network. With many boats in the water, USDN can funnel and magnify the actions
of its members to a much more significant impact.
Movements allow us to think greater and change our relationship with the world.
We often think of social movements in terms of activists and politics; but many
successful companies, even ones we don’t necessarily think of as impact-driven
brands, have built social movements into their work (Apple’s "Think
Different" campaign as an
example). Leading like a movement is where you’ll seriously heighten the impact
of the system you’ve come to understand, leverage the network you’ve gathered,
and harness powerful forces to use for change. You’re tapping into people’s
deeper needs and desires for creating a better world for themselves — even if
Airbnb is a great example of a brand that is not impact-driven on the
surface but leads like a movement, nonetheless. It’s not just perceived as a
hotel chain — it’s also seen as part of a cultural experience. Without an actual
product, it couldn’t simply make top-down decisions on how people would use its
services to travel. It is perhaps no surprise, then, that it started
Airbnb.org — a nonprofit that connects “people to places to stay in times
With this organization, Airbnb has formed partnerships with the Red Cross,
Mercy Corps and other relief organizations. Furthermore, with the COVID-19
pandemic and outbreak of war in
donating to Airbnb.org to provide stays for essential workers and refugees
became a powerful way for individuals across the world to contribute to social
causes. This new organization and its focus show that partnerships and movement
leadership are only becoming more important to Airbnb’s work into the future.
We frequently tell our clients, “Uncomfortable does not have to mean
unnavigable.” To further our intersection metaphor, there is a map to this work

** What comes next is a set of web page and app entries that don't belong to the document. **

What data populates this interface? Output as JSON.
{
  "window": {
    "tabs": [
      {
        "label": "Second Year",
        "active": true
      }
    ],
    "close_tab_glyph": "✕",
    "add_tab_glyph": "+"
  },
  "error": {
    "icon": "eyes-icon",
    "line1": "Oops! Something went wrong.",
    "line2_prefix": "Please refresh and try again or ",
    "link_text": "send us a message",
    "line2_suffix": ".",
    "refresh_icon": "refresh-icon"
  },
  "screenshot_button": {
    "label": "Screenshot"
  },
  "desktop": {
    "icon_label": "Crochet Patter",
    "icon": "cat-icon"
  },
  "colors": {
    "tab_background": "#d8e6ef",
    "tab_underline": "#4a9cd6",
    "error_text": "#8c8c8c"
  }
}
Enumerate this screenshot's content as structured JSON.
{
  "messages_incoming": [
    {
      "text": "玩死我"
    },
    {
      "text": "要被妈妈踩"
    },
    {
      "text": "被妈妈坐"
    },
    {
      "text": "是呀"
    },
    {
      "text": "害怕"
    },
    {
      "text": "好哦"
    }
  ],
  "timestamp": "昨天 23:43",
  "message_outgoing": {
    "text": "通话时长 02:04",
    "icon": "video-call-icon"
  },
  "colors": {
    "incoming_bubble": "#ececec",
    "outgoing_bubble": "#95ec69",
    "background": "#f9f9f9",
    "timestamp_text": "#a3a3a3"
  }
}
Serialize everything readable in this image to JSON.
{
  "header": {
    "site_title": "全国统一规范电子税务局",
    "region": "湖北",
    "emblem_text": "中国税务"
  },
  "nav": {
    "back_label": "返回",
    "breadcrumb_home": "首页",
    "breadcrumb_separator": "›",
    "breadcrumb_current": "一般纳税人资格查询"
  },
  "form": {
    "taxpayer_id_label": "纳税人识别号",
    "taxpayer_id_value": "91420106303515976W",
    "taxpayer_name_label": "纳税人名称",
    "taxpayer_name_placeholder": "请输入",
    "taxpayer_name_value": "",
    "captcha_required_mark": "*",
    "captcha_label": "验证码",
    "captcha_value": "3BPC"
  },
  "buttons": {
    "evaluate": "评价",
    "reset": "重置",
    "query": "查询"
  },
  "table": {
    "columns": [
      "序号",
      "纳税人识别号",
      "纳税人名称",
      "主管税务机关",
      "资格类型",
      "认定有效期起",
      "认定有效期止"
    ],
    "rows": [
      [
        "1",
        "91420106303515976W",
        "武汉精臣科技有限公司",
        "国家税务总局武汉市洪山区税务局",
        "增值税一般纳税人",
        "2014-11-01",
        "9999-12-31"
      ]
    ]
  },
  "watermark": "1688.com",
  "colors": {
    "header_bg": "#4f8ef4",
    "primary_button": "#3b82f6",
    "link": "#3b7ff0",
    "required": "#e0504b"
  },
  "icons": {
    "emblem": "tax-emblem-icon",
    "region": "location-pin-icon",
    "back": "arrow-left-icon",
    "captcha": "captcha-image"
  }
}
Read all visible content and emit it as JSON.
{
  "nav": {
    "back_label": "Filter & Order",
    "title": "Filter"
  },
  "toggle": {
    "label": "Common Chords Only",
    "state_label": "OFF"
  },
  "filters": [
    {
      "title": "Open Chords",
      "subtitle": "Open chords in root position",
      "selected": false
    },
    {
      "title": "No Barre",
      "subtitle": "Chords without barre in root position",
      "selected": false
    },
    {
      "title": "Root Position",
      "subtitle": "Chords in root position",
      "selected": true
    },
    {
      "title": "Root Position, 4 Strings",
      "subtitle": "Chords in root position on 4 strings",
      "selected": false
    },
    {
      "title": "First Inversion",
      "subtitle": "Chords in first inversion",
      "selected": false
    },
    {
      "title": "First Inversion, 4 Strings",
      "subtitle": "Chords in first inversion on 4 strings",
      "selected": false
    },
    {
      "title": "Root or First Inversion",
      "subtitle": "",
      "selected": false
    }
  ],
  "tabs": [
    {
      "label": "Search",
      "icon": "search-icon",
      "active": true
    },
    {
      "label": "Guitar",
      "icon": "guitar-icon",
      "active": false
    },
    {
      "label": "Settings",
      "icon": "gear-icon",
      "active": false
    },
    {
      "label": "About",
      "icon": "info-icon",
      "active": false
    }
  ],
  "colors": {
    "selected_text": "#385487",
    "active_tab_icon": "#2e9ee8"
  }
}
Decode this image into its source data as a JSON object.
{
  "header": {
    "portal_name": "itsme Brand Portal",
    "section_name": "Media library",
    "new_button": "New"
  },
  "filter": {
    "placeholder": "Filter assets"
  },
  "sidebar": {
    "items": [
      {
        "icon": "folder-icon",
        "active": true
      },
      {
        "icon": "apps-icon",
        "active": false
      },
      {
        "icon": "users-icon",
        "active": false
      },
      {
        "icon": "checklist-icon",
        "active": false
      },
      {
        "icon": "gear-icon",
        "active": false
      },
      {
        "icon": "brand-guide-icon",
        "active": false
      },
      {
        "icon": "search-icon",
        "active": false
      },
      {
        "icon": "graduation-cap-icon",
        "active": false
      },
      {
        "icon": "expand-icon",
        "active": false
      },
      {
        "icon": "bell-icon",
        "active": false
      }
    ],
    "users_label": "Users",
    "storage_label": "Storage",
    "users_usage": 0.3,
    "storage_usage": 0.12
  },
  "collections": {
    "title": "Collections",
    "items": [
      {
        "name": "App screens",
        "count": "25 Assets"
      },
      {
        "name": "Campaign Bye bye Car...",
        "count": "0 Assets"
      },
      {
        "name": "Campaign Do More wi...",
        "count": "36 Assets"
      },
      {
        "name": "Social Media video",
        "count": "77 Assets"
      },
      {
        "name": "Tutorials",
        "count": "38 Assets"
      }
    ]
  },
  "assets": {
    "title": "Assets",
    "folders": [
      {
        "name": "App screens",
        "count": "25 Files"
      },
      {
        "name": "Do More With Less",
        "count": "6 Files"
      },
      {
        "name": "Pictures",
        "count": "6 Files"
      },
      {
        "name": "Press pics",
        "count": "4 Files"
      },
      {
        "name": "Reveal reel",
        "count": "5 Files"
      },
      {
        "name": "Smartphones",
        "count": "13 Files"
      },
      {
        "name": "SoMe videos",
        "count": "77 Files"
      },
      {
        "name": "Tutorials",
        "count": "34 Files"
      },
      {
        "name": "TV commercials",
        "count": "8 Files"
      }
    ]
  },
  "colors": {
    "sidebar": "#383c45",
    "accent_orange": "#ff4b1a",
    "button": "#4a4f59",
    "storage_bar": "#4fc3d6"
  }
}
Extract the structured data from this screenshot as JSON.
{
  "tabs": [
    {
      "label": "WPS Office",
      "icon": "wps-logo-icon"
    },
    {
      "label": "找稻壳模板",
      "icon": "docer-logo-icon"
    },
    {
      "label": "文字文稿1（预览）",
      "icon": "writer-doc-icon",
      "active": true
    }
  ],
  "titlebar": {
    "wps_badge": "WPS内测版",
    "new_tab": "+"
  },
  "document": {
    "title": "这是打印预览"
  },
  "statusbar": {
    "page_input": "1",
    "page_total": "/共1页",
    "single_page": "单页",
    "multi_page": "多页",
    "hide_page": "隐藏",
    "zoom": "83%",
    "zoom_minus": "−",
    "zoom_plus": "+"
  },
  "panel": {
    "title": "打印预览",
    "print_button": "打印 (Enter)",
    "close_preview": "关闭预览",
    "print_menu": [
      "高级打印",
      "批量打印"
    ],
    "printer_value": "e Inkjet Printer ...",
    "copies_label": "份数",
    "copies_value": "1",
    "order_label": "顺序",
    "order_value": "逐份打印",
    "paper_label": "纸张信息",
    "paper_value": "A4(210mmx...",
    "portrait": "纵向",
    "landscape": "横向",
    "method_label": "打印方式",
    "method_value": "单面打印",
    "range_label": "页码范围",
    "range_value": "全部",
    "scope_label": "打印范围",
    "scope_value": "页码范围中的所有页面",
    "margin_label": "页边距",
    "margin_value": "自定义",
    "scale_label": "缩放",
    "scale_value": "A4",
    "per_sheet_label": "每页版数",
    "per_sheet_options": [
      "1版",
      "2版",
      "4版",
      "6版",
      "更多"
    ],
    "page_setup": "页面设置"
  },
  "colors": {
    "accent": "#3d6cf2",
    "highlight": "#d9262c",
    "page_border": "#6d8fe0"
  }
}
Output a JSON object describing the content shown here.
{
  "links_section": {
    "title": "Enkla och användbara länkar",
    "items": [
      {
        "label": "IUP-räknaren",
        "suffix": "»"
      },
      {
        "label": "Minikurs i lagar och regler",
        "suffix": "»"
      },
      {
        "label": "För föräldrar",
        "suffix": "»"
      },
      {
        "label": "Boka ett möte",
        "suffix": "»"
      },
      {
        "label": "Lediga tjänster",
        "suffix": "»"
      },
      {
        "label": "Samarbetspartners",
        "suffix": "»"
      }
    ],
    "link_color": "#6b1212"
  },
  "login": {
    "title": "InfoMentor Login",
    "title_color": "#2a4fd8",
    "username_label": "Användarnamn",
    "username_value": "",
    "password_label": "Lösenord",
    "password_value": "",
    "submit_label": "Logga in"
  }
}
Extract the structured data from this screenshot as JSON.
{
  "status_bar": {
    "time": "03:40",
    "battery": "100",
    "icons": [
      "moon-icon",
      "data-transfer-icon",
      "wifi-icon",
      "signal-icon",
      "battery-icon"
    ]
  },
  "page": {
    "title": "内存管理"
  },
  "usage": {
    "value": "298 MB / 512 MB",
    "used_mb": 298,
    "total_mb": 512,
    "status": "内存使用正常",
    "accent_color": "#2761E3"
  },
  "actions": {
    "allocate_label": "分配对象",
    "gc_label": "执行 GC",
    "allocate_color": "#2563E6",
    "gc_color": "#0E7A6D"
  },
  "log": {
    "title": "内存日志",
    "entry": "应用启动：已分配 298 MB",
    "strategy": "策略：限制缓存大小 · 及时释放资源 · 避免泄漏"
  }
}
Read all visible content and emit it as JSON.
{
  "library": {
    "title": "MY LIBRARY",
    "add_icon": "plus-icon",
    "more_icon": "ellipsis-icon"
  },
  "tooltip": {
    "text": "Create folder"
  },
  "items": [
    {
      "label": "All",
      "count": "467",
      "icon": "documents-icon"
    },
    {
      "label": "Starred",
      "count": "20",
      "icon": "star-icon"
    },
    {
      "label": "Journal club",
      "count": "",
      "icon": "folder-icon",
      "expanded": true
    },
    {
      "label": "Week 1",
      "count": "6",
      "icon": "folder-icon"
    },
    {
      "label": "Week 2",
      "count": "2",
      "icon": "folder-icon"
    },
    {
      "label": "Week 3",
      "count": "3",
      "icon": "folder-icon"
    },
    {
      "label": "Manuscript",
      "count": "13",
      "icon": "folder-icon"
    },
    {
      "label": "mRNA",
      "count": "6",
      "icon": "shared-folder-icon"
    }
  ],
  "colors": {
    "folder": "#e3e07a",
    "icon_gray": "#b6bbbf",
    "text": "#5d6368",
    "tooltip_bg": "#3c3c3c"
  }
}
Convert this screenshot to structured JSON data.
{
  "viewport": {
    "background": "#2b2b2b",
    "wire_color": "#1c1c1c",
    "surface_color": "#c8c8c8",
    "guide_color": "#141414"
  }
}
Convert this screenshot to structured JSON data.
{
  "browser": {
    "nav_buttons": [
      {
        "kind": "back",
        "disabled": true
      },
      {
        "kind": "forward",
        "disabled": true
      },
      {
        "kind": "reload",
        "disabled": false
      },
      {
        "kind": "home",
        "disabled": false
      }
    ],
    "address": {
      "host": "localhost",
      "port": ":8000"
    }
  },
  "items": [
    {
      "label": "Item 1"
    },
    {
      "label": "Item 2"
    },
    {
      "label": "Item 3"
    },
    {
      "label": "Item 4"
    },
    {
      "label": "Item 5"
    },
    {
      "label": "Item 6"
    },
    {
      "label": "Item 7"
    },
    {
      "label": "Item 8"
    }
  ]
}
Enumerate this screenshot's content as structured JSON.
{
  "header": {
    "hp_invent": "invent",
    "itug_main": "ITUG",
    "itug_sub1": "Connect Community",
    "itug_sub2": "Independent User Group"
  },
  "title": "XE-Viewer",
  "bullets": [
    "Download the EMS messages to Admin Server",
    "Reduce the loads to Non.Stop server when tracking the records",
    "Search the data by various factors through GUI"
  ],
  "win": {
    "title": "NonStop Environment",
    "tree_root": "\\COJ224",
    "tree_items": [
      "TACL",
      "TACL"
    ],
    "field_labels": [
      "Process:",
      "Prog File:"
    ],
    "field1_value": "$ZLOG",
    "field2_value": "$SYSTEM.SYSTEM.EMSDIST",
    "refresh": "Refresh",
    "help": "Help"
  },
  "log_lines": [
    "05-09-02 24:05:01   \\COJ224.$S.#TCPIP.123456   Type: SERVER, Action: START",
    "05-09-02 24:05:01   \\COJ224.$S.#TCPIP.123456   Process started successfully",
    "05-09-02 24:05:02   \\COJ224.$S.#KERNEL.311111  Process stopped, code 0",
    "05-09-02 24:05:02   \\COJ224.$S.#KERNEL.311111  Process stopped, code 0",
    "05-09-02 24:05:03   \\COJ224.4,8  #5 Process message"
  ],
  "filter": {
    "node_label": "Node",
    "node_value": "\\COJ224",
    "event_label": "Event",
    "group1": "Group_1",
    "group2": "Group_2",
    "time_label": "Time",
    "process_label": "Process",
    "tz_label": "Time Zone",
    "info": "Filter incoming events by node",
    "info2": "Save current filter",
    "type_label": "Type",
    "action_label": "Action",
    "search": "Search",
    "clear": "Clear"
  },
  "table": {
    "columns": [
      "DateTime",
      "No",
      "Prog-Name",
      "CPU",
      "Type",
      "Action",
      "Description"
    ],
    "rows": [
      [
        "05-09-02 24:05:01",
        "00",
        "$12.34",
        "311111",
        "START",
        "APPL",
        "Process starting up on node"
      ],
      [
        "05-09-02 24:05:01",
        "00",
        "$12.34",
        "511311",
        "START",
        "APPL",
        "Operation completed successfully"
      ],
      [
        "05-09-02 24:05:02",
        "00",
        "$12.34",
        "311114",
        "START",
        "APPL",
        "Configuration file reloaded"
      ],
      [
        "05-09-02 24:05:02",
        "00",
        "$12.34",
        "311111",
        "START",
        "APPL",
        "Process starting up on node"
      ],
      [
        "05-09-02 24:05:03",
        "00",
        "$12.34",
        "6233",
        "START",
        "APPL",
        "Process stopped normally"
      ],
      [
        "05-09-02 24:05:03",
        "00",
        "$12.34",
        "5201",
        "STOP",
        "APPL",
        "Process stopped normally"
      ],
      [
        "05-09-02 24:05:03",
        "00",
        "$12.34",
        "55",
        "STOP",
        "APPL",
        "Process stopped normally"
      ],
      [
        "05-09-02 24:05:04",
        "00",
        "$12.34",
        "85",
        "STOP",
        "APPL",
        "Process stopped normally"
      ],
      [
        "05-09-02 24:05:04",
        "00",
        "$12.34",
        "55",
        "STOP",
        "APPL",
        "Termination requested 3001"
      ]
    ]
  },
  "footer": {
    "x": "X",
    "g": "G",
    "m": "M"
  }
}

and even a route we recommend you follow. But you, and you alone, have to walk
it. That’s where it gets complex — that’s where you have choices. Think of it as
a red pill/blue pill scenario from The Matrix. Are you ready to actually see
the truth? Or, even simpler, are you ready to think about the work you do in a
new way, with new possibilities?
To greater challenges, we collectively bring better solutions. That, we’d like
to believe, is our collective story.
Published Mar 28, 2023 2pm EDT / 11am PDT / 7pm BST / 8pm CEST
Cleveland Justis has been an accomplished organizational leader in the environmental and entrepreneurial arenas for the past 30 years. He is principal at Potrero Group, supporting innovators through rigorous organizational planning and effectiveness. Cleveland also directs UC Davis’s Executive Leadership program and teaches entrepreneurship at UC Berkeley. He consults widely with companies, philanthropists, nonprofits, and government organizations; and is co-author of "Don't Lead Alone" (Fast Company Press, Feb 2023).
Daniel Student has been a cultural, environmental, and social sector leader for over 20 years and brings a unique cross section of creative and business strategy to his work. He currently serves as a senior consultant for Potrero Group, leading strategic planning and new program development; and is co-author of "Don't Lead Alone" (Fast Company Press, Feb 2023). Previously, he served as producing artistic director for Plays & Players Theatre and co-created a series of courses on multinational cross-cultural teams for UC Davis Continuing and Professional Education.